Characterization of Novel Streptomyces Developmental Genes Identified by Transposon Mutagenesis
Date of Award
Biochemistry and Molecular Biology-BS
Biochemistry and Molecular Biology
First Committee Member
Second Committee Member
Third Committee Member
Streptomyces, Microbial Development, Transposon Mutagenesis, Sporulation

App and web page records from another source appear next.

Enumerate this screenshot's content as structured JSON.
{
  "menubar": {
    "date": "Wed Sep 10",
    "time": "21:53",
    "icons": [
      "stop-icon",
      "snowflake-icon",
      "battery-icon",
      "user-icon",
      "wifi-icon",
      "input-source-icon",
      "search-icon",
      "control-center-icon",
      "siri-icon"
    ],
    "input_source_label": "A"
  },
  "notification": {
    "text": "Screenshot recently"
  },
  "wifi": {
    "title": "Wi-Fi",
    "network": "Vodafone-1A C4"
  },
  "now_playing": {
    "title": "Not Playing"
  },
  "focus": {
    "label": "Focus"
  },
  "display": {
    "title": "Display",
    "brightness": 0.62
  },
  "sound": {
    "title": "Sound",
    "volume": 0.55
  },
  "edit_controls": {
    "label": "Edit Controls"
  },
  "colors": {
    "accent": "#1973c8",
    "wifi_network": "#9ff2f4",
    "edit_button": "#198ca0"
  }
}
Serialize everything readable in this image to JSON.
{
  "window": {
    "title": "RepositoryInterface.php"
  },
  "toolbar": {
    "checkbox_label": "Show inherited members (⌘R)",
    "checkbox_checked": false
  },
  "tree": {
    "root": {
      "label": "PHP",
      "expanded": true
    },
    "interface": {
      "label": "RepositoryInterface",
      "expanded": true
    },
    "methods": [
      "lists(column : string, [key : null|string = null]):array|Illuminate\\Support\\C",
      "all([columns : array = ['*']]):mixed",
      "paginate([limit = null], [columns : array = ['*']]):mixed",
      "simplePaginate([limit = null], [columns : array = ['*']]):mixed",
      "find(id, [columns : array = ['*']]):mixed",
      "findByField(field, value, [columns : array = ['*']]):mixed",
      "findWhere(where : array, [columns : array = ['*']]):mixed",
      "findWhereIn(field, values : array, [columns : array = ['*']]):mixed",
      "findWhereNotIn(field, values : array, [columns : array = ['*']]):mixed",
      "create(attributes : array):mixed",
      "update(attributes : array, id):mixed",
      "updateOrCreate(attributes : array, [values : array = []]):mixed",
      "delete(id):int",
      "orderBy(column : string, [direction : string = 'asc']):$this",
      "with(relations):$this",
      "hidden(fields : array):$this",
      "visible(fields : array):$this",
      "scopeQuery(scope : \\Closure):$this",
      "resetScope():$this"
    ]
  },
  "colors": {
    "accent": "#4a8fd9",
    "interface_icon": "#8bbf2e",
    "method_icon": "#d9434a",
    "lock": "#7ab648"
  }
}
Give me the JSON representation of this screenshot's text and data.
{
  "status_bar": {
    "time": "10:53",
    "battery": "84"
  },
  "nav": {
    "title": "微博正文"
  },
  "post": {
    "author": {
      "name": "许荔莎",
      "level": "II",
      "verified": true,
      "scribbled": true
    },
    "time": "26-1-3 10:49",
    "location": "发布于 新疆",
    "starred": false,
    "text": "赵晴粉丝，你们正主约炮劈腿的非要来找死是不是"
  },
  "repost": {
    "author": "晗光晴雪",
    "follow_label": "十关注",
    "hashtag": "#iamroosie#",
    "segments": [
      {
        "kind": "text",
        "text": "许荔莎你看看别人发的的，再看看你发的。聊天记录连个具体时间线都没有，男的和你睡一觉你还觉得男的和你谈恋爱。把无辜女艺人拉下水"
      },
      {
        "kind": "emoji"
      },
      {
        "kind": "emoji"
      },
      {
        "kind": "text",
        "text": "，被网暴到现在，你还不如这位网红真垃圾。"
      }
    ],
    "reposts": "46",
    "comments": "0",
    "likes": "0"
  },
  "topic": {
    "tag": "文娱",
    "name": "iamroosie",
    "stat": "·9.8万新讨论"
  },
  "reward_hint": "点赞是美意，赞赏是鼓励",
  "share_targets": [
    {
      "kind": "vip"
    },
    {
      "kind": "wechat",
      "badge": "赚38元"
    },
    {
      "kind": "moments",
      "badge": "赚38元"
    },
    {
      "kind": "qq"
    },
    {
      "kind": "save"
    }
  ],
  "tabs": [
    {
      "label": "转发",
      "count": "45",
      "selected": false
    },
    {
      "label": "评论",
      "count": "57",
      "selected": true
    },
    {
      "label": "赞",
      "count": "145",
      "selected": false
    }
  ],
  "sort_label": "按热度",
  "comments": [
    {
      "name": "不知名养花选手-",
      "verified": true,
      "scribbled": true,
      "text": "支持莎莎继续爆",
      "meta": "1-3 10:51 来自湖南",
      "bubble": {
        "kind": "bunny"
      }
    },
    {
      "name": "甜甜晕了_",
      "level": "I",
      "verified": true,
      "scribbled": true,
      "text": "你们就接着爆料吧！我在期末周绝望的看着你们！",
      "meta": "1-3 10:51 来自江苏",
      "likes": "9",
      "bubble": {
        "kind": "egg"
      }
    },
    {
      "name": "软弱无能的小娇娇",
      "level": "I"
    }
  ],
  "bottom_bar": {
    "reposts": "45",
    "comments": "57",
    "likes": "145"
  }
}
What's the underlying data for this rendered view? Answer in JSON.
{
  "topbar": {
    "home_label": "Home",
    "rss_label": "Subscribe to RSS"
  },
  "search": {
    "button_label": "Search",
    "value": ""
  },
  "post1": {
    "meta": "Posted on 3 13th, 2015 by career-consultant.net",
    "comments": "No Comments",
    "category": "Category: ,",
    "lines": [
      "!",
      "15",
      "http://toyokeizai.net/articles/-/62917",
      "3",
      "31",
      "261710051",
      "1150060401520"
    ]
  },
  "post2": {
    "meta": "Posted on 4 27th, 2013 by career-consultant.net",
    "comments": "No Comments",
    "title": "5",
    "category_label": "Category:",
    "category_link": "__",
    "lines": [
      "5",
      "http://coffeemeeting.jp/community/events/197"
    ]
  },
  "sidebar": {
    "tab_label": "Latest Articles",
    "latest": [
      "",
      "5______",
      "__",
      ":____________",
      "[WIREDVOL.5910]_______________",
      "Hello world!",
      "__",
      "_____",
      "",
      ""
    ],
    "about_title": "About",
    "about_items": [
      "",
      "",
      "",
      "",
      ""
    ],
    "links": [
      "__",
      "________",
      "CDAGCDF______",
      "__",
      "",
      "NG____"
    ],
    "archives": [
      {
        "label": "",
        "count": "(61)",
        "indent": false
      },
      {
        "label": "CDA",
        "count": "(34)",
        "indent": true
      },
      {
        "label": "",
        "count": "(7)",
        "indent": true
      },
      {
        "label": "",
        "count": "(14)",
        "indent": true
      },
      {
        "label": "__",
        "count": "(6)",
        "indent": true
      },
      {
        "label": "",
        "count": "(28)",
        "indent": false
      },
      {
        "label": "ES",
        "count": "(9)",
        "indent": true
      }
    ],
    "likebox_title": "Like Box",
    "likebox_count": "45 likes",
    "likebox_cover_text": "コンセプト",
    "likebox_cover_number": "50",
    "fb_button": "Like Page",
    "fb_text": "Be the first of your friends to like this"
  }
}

Streptomyces coelicolor is a bacterium with a high GC content that is predominately found in soil and decomposing vegetation. The linear chromosome is the largest bacterial genome to be sequenced to date. The genus synthesizes over two-thirds of available antibiotics. Transposon mutagenesis was employed to identify novel developmental genes involved in the complex life cycle. First, a vegetative mycelium forms, consisting primarily of hyphal elongation and DNA replication without cellular division. Aerial hyphae growth follows and then sporogenic cells are developed. There are many developmental genes still believed to be undiscovered and they are thought to play key roles in this complex life cycle. Random transposon mutagenesis of S. coelicolor was performed. The wild-type strain was then compared to mutants that exhibited potential developmental defects based on visual screens followed by phase-contrast and fluorescence microscopy. The transposon insertion site was identified by chromosomal DNA isolation, restriction enzyme digestion, ligation, and inverse PCR followed by sequencing. This short sequence of mutant DNA was then subjected to a nucleotide BLAST to locate the insertion point of the mini-Tn5 transposon. Once the insertion site was identified for each mutant strain, the strains were characterized, using a variety of methods including phase-contrast, propidium iodide staining of DNA, and wheat germ agglutinin staining of peptidoglycan in the cell wall. One of the genes was also deleted using λ Red recombination. This research partially characterizes two developmental genes of interest in Streptomyces.
Kandell, Garrett, "Characterization of Novel Streptomyces Developmental Genes Identified by Transposon Mutagenesis" (2017). Undergraduate Distinction Papers. 49.